|2.||From here, you can delete any backups you would like, manage the data you wish to include or exclude from iCloud backups, or turn off automatic backups altogether.|
|3.||For automatic updates for individual apps, the process is almost identical. Go to Settings > your Apple ID > iCloud.|
|4.||Under Manage Storage you’ll notice the Apps Using iCloud section. Simply toggle the button to grey to turn off automatic iCloud backups for that app, or green to turn them on.|
This might not seem like the most obvious solution to some, but a good way to get rid of that pesky “iCloud Storage Almost Full” message is to download files that you still need and upload them elsewhere, such as to an external hard drive or another cloud service. With up to 15GB of free space, Google Drive is an excellent supplement to iCloud.
There are also plenty of other providers that offer free space, and most allow for auto synchronization so you will not have to worry about manual backups. This feature can be used for all kinds of data including videos, images, contacts, and more.
Once copied over, delete those files from iCloud. Just be sure to disable automatic photo backups so they don’t go taking up all your iCloud space again.
iCloud Drive can be a bit like the Island of Misfit Toys. Lots of unneeded things can wind up there if you don’t stay on top of it. Stay vigilant and delete as much as you can to keep your space clear.

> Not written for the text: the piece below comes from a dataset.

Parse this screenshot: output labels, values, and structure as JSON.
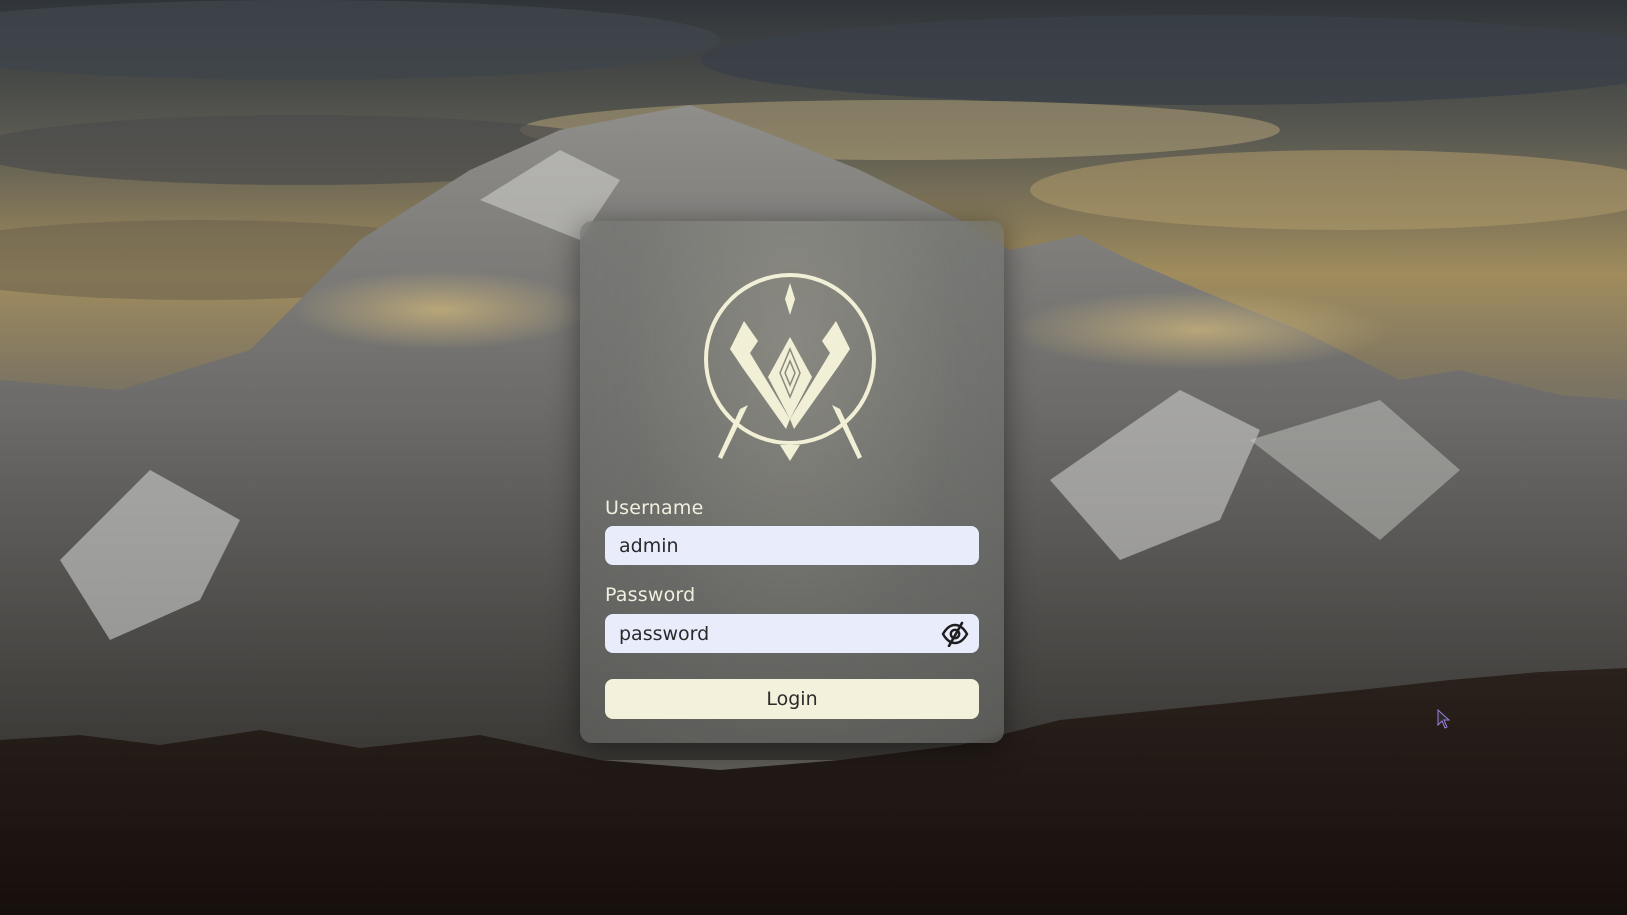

Although it’s possible to get rid of things on your iOS device (Files app > Browse > iCloud Drive on iOS 11 and up or in the iCloud Drive app with older iOS versions), it’s much easier to say goodbye to a bunch of files at once by using your Mac. Just open Finder and delete anything unnecessary.
Consider having multiple iCloud accounts—one for each device. This will offer you more space, but it can make your job difficult if you have to work on the same file across multiple devices.
We hate to tell you this, but if you think knowing how to free up space on iCloud is all there is to it, you’re wrong. Depending on how you use your devices, 5GB of storage might never be enough. In that case, no amount of deleting can save you or your pocketbook.
If that sounds like you, rest easy in knowing that Apple offers iCloud storage plans with up to 2TB of space. The cheapest paid plan (50GB) costs just $0.99 per month, and a reasonable 200GB of space will run you only $2.99 per month. Still not enough? Their most expensive and spacious plan costs $9.99 per month.
Did you spring-clean your device only to find that you’re still only a handful of photos away from a “Storage Full” pop-up? It might be time for a new device altogether. Rather than tossing it in your junk drawer or using Apple’s trade-in program, think about selling your used device (we’re talking iPhones, iPads, MacBooks, Apple Watches, and more) to GadgetGone.
Simply choose your device, provide the required information, get an instant quote, ship your device, and receive your payment. Then, take all that cash, get yourself a shiny new iPhone with bountiful free space, and treat yourself to an upgraded iCloud storage plan.
Whatever you do, just be sure to use all that available space responsibly and avoid keeping files that you do not need. With any luck, you’ll never have to Google “how to free up space on iCloud” again.